Task to carry out: Reproduce the records that follow in full, excluding any picture they contain.

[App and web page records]
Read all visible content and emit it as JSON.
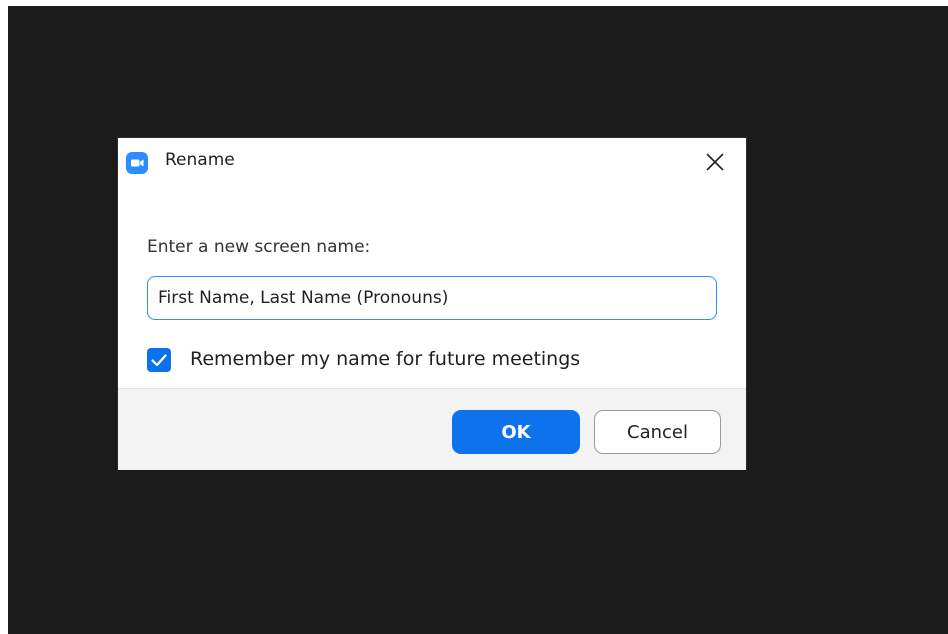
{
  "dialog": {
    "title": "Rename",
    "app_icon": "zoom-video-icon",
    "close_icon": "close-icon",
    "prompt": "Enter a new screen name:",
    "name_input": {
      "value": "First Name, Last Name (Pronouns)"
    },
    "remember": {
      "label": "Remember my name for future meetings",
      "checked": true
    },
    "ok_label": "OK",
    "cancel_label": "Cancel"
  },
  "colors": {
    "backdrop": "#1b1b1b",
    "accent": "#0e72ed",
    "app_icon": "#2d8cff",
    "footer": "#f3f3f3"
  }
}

Answer:
Read all visible content and emit it as JSON.
{
  "dialog": {
    "title": "Rename",
    "app_icon": "zoom-video-icon",
    "close_icon": "close-icon",
    "prompt": "Enter a new screen name:",
    "name_input": {
      "value": "First Name, Last Name (Pronouns)"
    },
    "remember": {
      "label": "Remember my name for future meetings",
      "checked": true
    },
    "ok_label": "OK",
    "cancel_label": "Cancel"
  },
  "colors": {
    "backdrop": "#1b1b1b",
    "accent": "#0e72ed",
    "app_icon": "#2d8cff",
    "footer": "#f3f3f3"
  }
}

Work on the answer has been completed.